Another old-school tool Sanders has utilized for months is the mass rally. Iowa has in recent years been seen primarily as a state where candidates spend time with individual voters or small groups, but the Sanders camp changed the calculus, pouring resources into organizing large rallies across the state through the fall and winter and right up to the cusp of the caucuses—when huge rallies were held in Dubuque, Cedar Rapids, Iowa City, and Des Moines.

As the final push began, the Sanders campaign announced that 62,866 people had turned out for rallies and town meetings in Iowa over the months of campaigning by the Vermont senator. By caucus night, the figure was certain to be over 70,000.

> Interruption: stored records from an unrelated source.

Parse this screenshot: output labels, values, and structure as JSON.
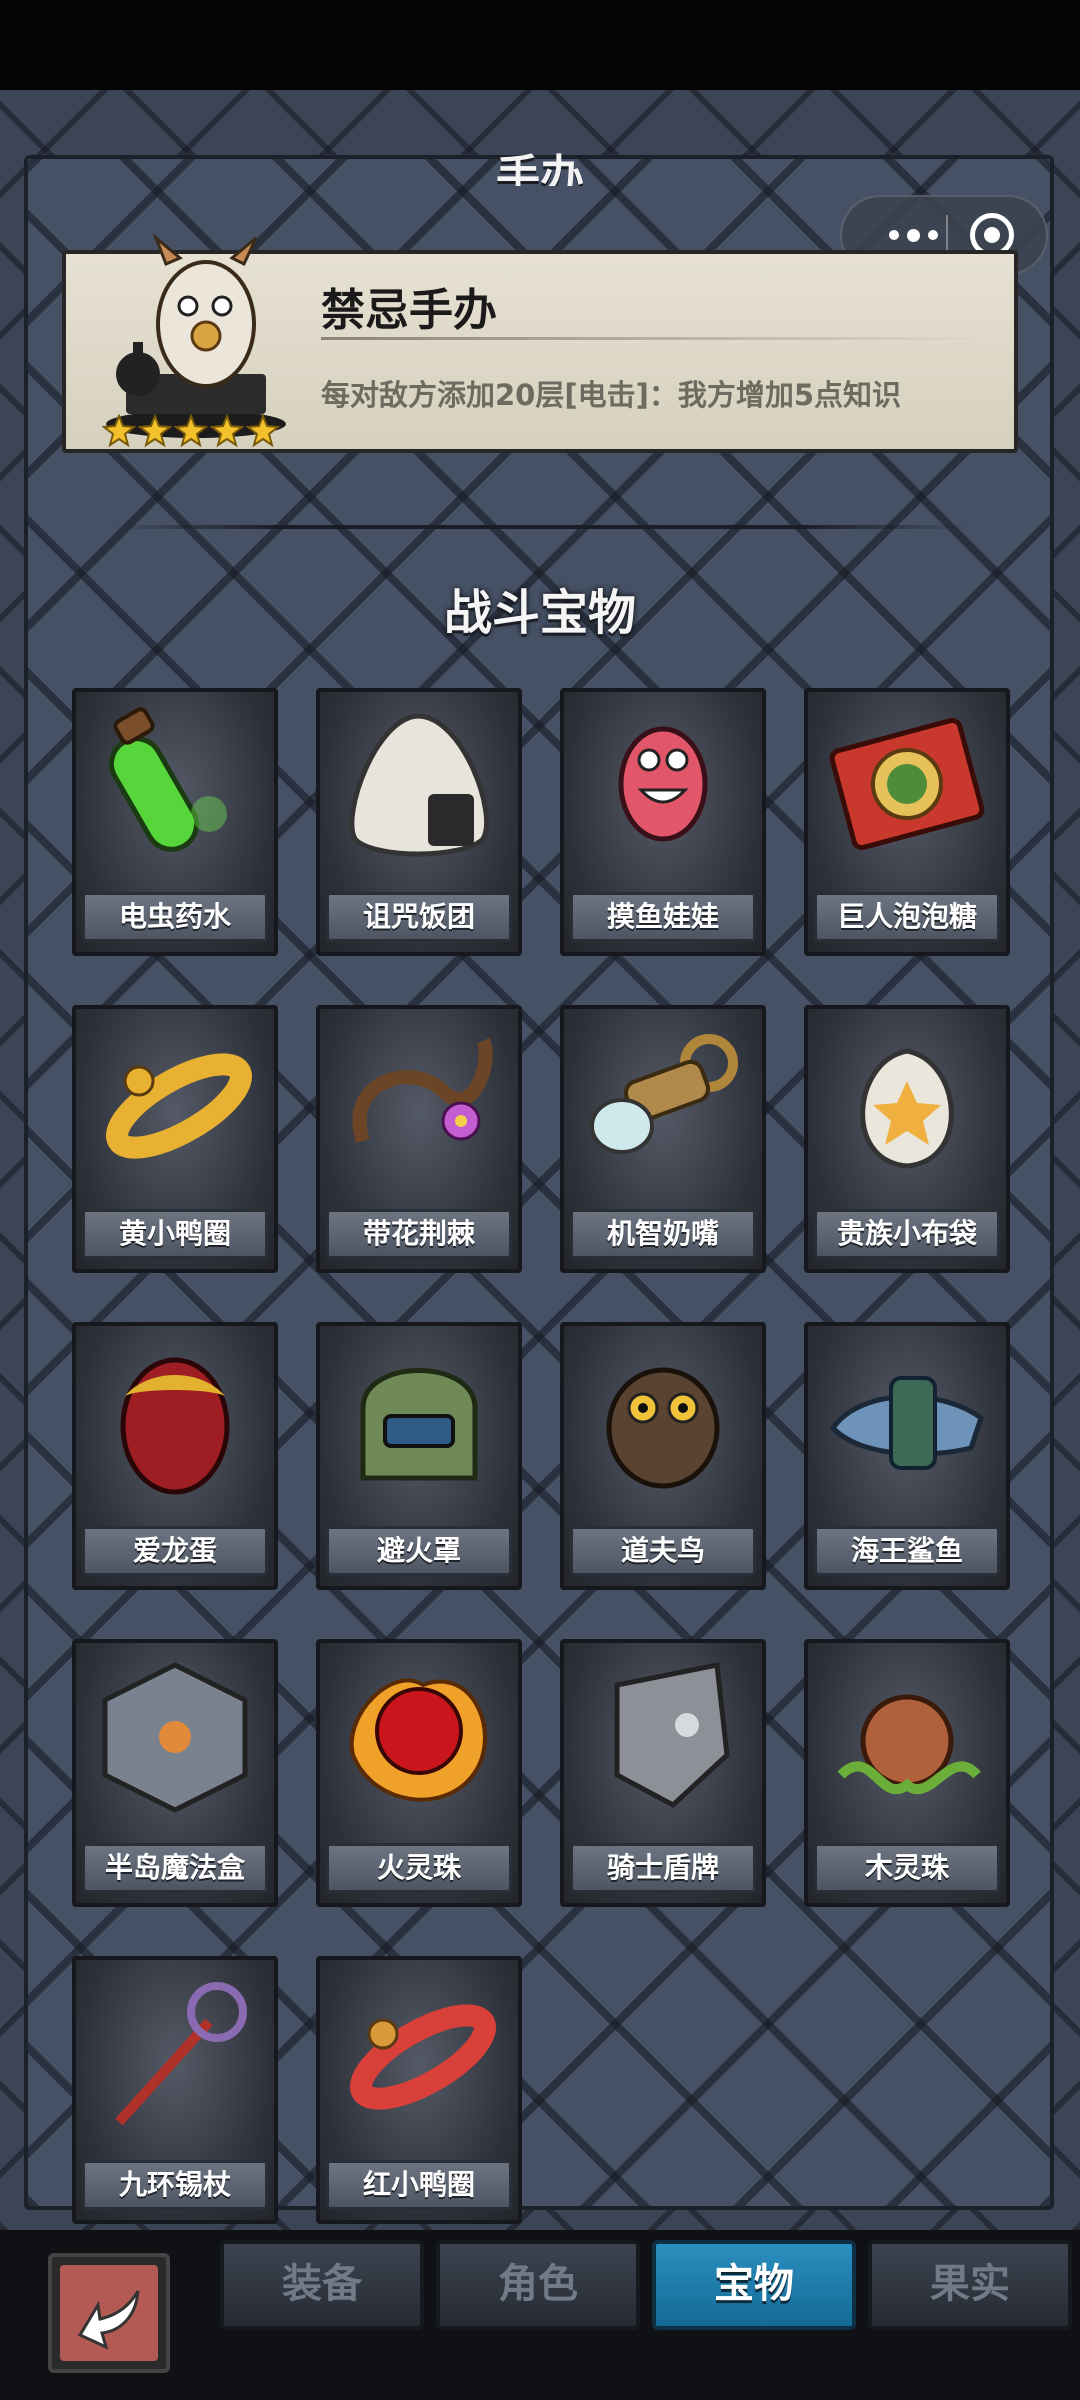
{
  "header": {
    "section_heading": "手办"
  },
  "capsule": {
    "more_icon": "more-dots-icon",
    "close_icon": "target-close-icon"
  },
  "figure": {
    "name": "禁忌手办",
    "description": "每对敌方添加20层[电击]：我方增加5点知识",
    "stars": 5
  },
  "treasures": {
    "title": "战斗宝物",
    "items": [
      {
        "label": "电虫药水",
        "icon": "green-potion-icon"
      },
      {
        "label": "诅咒饭团",
        "icon": "rice-ball-icon"
      },
      {
        "label": "摸鱼娃娃",
        "icon": "pink-doll-icon"
      },
      {
        "label": "巨人泡泡糖",
        "icon": "gum-box-icon"
      },
      {
        "label": "黄小鸭圈",
        "icon": "yellow-duck-ring-icon"
      },
      {
        "label": "带花荆棘",
        "icon": "thorn-flower-icon"
      },
      {
        "label": "机智奶嘴",
        "icon": "pacifier-icon"
      },
      {
        "label": "贵族小布袋",
        "icon": "cloth-bag-icon"
      },
      {
        "label": "爱龙蛋",
        "icon": "dragon-egg-icon"
      },
      {
        "label": "避火罩",
        "icon": "fire-mask-icon"
      },
      {
        "label": "道夫鸟",
        "icon": "owl-icon"
      },
      {
        "label": "海王鲨鱼",
        "icon": "shark-icon"
      },
      {
        "label": "半岛魔法盒",
        "icon": "magic-cube-icon"
      },
      {
        "label": "火灵珠",
        "icon": "fire-orb-icon"
      },
      {
        "label": "骑士盾牌",
        "icon": "knight-shield-icon"
      },
      {
        "label": "木灵珠",
        "icon": "wood-orb-icon"
      },
      {
        "label": "九环锡杖",
        "icon": "staff-icon"
      },
      {
        "label": "红小鸭圈",
        "icon": "red-duck-ring-icon"
      }
    ]
  },
  "nav": {
    "back_icon": "back-arrow-icon",
    "tabs": [
      {
        "label": "装备",
        "active": false
      },
      {
        "label": "角色",
        "active": false
      },
      {
        "label": "宝物",
        "active": true
      },
      {
        "label": "果实",
        "active": false
      }
    ]
  },
  "colors": {
    "active_tab": "#1f80b0",
    "card_bg": "#ded8c8",
    "label_bg": "#5d6572"
  }
}
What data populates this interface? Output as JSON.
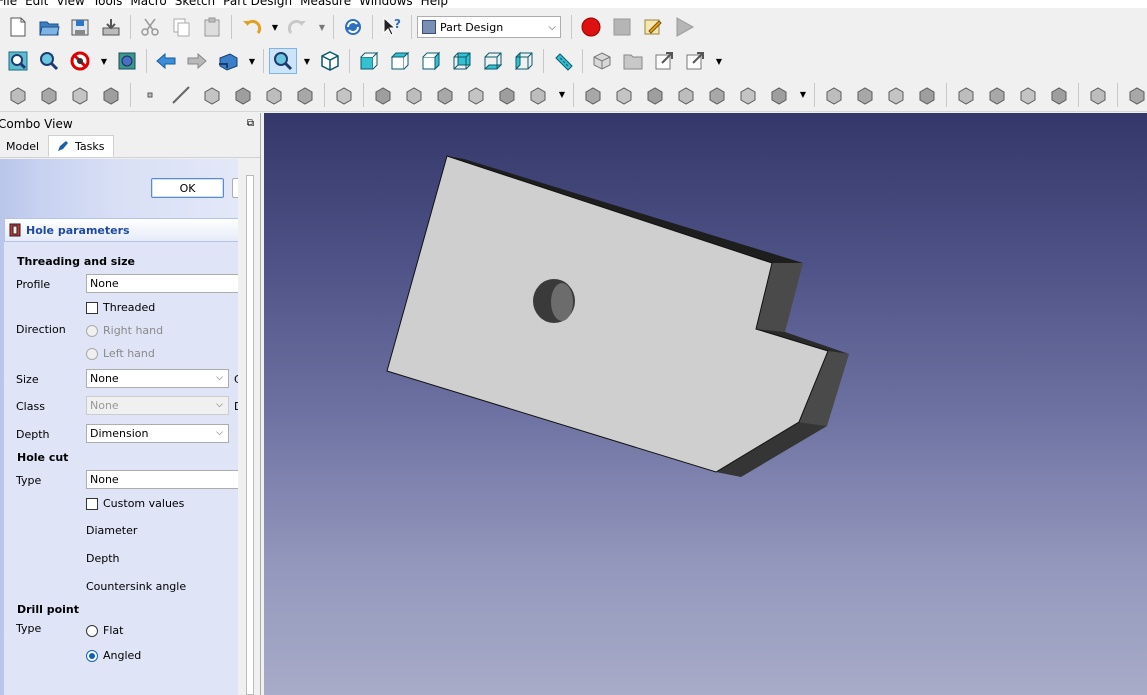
{
  "menu": [
    "File",
    "Edit",
    "View",
    "Tools",
    "Macro",
    "Sketch",
    "Part Design",
    "Measure",
    "Windows",
    "Help"
  ],
  "workbench": {
    "selected": "Part Design"
  },
  "toolbar_icons": {
    "row1": [
      "new-file-icon",
      "open-file-icon",
      "save-icon",
      "save-as-icon",
      "cut-icon",
      "copy-icon",
      "paste-icon",
      "undo-icon",
      "redo-icon",
      "refresh-icon",
      "whats-this-icon",
      "record-macro-icon",
      "stop-macro-icon",
      "edit-macro-icon",
      "run-macro-icon"
    ],
    "row2": [
      "fit-all-icon",
      "fit-selection-icon",
      "draw-style-icon",
      "bounding-box-icon",
      "back-icon",
      "forward-icon",
      "workbench-nav-icon",
      "zoom-icon",
      "isometric-icon",
      "front-view-icon",
      "top-view-icon",
      "right-view-icon",
      "rear-view-icon",
      "bottom-view-icon",
      "left-view-icon",
      "measure-icon",
      "part-icon",
      "group-icon",
      "link-icon",
      "link-actions-icon"
    ],
    "row3": [
      "body-icon",
      "create-sketch-icon",
      "validate-sketch-icon",
      "shape-binder-icon",
      "datum-point-icon",
      "datum-line-icon",
      "datum-plane-icon",
      "local-cs-icon",
      "clone-icon",
      "subshape-binder-icon",
      "sprocket-icon",
      "pad-icon",
      "revolution-icon",
      "loft-icon",
      "pipe-icon",
      "helix-icon",
      "additive-primitive-icon",
      "pocket-icon",
      "hole-icon",
      "groove-icon",
      "subtractive-loft-icon",
      "subtractive-pipe-icon",
      "subtractive-helix-icon",
      "subtractive-primitive-icon",
      "mirrored-icon",
      "linear-pattern-icon",
      "polar-pattern-icon",
      "multi-transform-icon",
      "fillet-icon",
      "chamfer-icon",
      "draft-icon",
      "thickness-icon",
      "boolean-icon",
      "measure-linear-icon",
      "measure-angular-icon"
    ]
  },
  "combo": {
    "title": "Combo View",
    "tabs": {
      "model": "Model",
      "tasks": "Tasks"
    },
    "ok_label": "OK"
  },
  "hole": {
    "header": "Hole parameters",
    "threading_section": "Threading and size",
    "profile_label": "Profile",
    "profile_value": "None",
    "threaded_label": "Threaded",
    "direction_label": "Direction",
    "right_hand": "Right hand",
    "left_hand": "Left hand",
    "size_label": "Size",
    "size_value": "None",
    "class_label": "Class",
    "class_value": "None",
    "depth_label": "Depth",
    "depth_value": "Dimension",
    "holecut_section": "Hole cut",
    "type_label": "Type",
    "holecut_type_value": "None",
    "custom_values": "Custom values",
    "diameter_label": "Diameter",
    "hc_depth_label": "Depth",
    "countersink_label": "Countersink angle",
    "drill_section": "Drill point",
    "drill_type_label": "Type",
    "flat": "Flat",
    "angled": "Angled",
    "cut_c": "C",
    "cut_d": "D"
  }
}
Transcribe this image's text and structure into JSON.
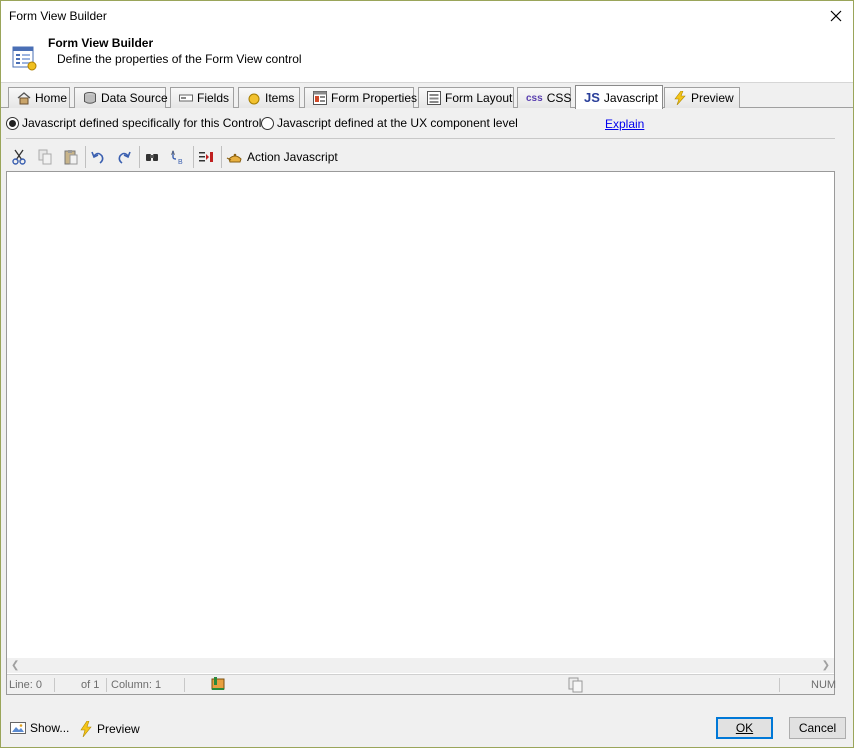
{
  "window": {
    "title": "Form View Builder"
  },
  "header": {
    "title": "Form View Builder",
    "description": "Define the properties of the Form View control"
  },
  "tabs": [
    {
      "label": "Home",
      "icon": "home-icon"
    },
    {
      "label": "Data Source",
      "icon": "database-icon"
    },
    {
      "label": "Fields",
      "icon": "fields-icon"
    },
    {
      "label": "Items",
      "icon": "items-icon"
    },
    {
      "label": "Form Properties",
      "icon": "form-properties-icon"
    },
    {
      "label": "Form Layout",
      "icon": "form-layout-icon"
    },
    {
      "label": "CSS",
      "icon": "css-icon",
      "icon_text": "css"
    },
    {
      "label": "Javascript",
      "icon": "js-icon",
      "icon_text": "JS",
      "active": true
    },
    {
      "label": "Preview",
      "icon": "lightning-icon"
    }
  ],
  "mode": {
    "option_control": "Javascript defined specifically for this Control",
    "option_component": "Javascript defined at the UX component level",
    "selected": "option_control",
    "explain_link": "Explain"
  },
  "toolbar": {
    "action_label": "Action Javascript",
    "icons": [
      "cut-icon",
      "copy-icon",
      "paste-icon",
      "undo-icon",
      "redo-icon",
      "find-icon",
      "replace-icon",
      "indent-icon",
      "action-javascript-icon"
    ]
  },
  "editor": {
    "content": ""
  },
  "statusbar": {
    "line": "Line: 0",
    "of": "of 1",
    "column": "Column: 1",
    "num": "NUM"
  },
  "footer": {
    "show_label": "Show...",
    "preview_label": "Preview",
    "ok_label": "OK",
    "cancel_label": "Cancel"
  },
  "colors": {
    "link": "#0000ee",
    "window_border": "#9aa55a",
    "default_button_border": "#0078d7"
  }
}
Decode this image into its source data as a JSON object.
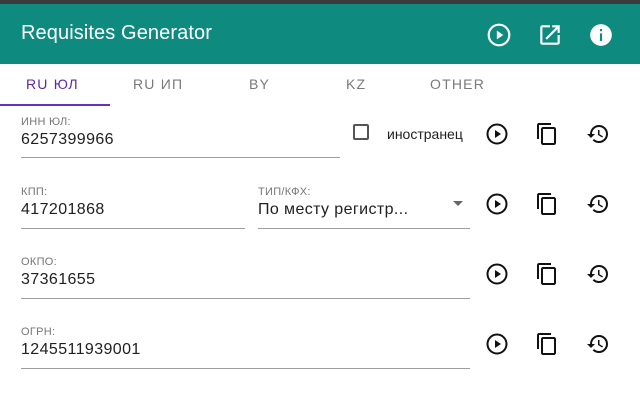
{
  "app": {
    "title": "Requisites Generator",
    "colors": {
      "primary": "#0f8a7e",
      "tab_accent": "#6a2fc0"
    },
    "header_icons": [
      "play-circle-icon",
      "open-in-new-icon",
      "info-icon"
    ]
  },
  "tabs": [
    {
      "label": "RU ЮЛ",
      "active": true
    },
    {
      "label": "RU ИП",
      "active": false
    },
    {
      "label": "BY",
      "active": false
    },
    {
      "label": "KZ",
      "active": false
    },
    {
      "label": "OTHER",
      "active": false
    }
  ],
  "fields": {
    "inn": {
      "label": "ИНН ЮЛ:",
      "value": "6257399966"
    },
    "foreign": {
      "label": "иностранец",
      "checked": false
    },
    "kpp": {
      "label": "КПП:",
      "value": "417201868"
    },
    "kpp_type": {
      "label": "ТИП/КФХ:",
      "value": "По месту регистр..."
    },
    "okpo": {
      "label": "ОКПО:",
      "value": "37361655"
    },
    "ogrn": {
      "label": "ОГРН:",
      "value": "1245511939001"
    }
  },
  "row_actions": [
    "generate-play-icon",
    "copy-icon",
    "history-restore-icon"
  ]
}
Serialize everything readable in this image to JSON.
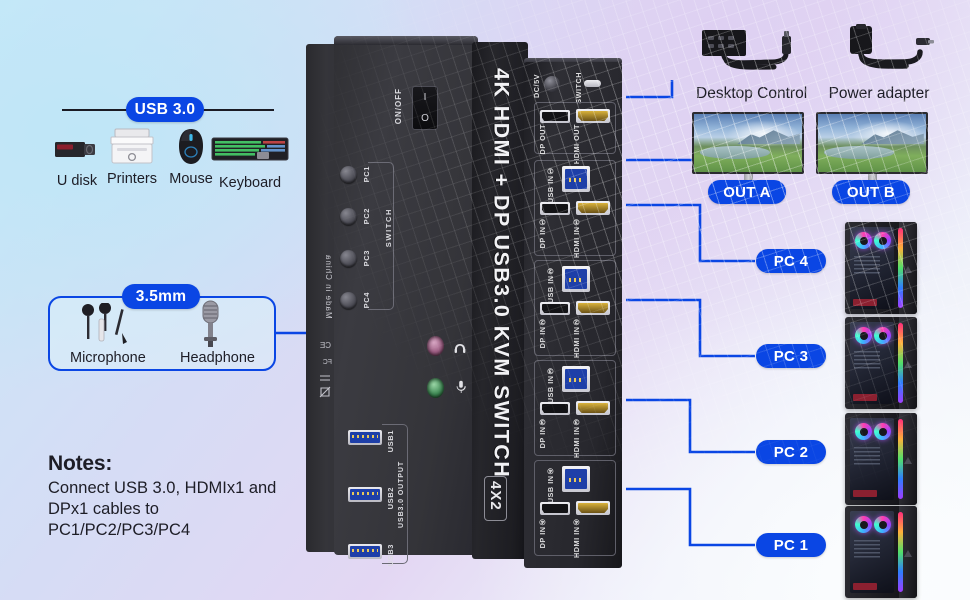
{
  "background": {
    "left_color": "#c7e9f8",
    "mid_color": "#ded0f2",
    "right_color": "#f7fafc"
  },
  "accent": {
    "blue": "#0a46e4",
    "dark": "#1d1d26"
  },
  "usb_group": {
    "badge": "USB 3.0",
    "devices": [
      {
        "name": "U disk",
        "icon": "usb-flash-drive-icon"
      },
      {
        "name": "Printers",
        "icon": "printer-icon"
      },
      {
        "name": "Mouse",
        "icon": "mouse-icon"
      },
      {
        "name": "Keyboard",
        "icon": "keyboard-icon"
      }
    ]
  },
  "audio_group": {
    "badge": "3.5mm",
    "devices": [
      {
        "name": "Microphone",
        "icon": "earphones-icon"
      },
      {
        "name": "Headphone",
        "icon": "microphone-icon"
      }
    ]
  },
  "notes": {
    "heading": "Notes:",
    "body": "Connect USB 3.0, HDMIx1 and DPx1 cables to PC1/PC2/PC3/PC4"
  },
  "device": {
    "title": "4K HDMI + DP USB3.0 KVM SWITCH",
    "model": "4X2",
    "power_label": "ON/OFF",
    "rocker_on": "I",
    "rocker_off": "O",
    "switch_label": "SWITCH",
    "switch_buttons": [
      "PC1",
      "PC2",
      "PC3",
      "PC4"
    ],
    "usb_output_label": "USB3.0 OUTPUT",
    "usb_ports": [
      "USB1",
      "USB2",
      "USB3"
    ],
    "audio_jacks": [
      {
        "label": "headphone-jack",
        "color": "#b87fa4",
        "icon": "headphone-icon"
      },
      {
        "label": "microphone-jack",
        "color": "#5aa06c",
        "icon": "microphone-icon"
      }
    ],
    "certs": [
      "Made in China",
      "FCC",
      "CE",
      "RoHS",
      "WEEE"
    ],
    "rear": {
      "dc_label": "DC/5V",
      "switch_label": "SWITCH",
      "out_group": [
        "DP OUT",
        "HDMI OUT"
      ],
      "in_groups": [
        {
          "usb": "USB IN①",
          "dp": "DP IN①",
          "hdmi": "HDMI IN①"
        },
        {
          "usb": "USB IN②",
          "dp": "DP IN②",
          "hdmi": "HDMI IN②"
        },
        {
          "usb": "USB IN③",
          "dp": "DP IN③",
          "hdmi": "HDMI IN③"
        },
        {
          "usb": "USB IN④",
          "dp": "DP IN④",
          "hdmi": "HDMI IN④"
        }
      ]
    }
  },
  "accessories": [
    {
      "name": "Desktop Control",
      "icon": "desktop-control-icon"
    },
    {
      "name": "Power adapter",
      "icon": "power-adapter-icon"
    }
  ],
  "outputs": [
    {
      "badge": "OUT A",
      "icon": "monitor-icon"
    },
    {
      "badge": "OUT B",
      "icon": "monitor-icon"
    }
  ],
  "computers": [
    {
      "badge": "PC 4",
      "icon": "pc-tower-icon"
    },
    {
      "badge": "PC 3",
      "icon": "pc-tower-icon"
    },
    {
      "badge": "PC 2",
      "icon": "pc-tower-icon"
    },
    {
      "badge": "PC 1",
      "icon": "pc-tower-icon"
    }
  ]
}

The message Sanders delivered at those final rallies across Iowa, in large cities and small towns, blended the populist rhetoric that have animated his campaign with talk of the populist fundraising that has made the campaign possible.

“We do not represent the billionaire class, the drug companies, Wall Street, we don’t want their money and we are not going to have a super PAC,” the senator declared in Dubuque on Friday night. “I am the only Democratic candidate for president who does not have a super PAC, who does not go to the wallets of investment bankers in order to raise campaign funds.”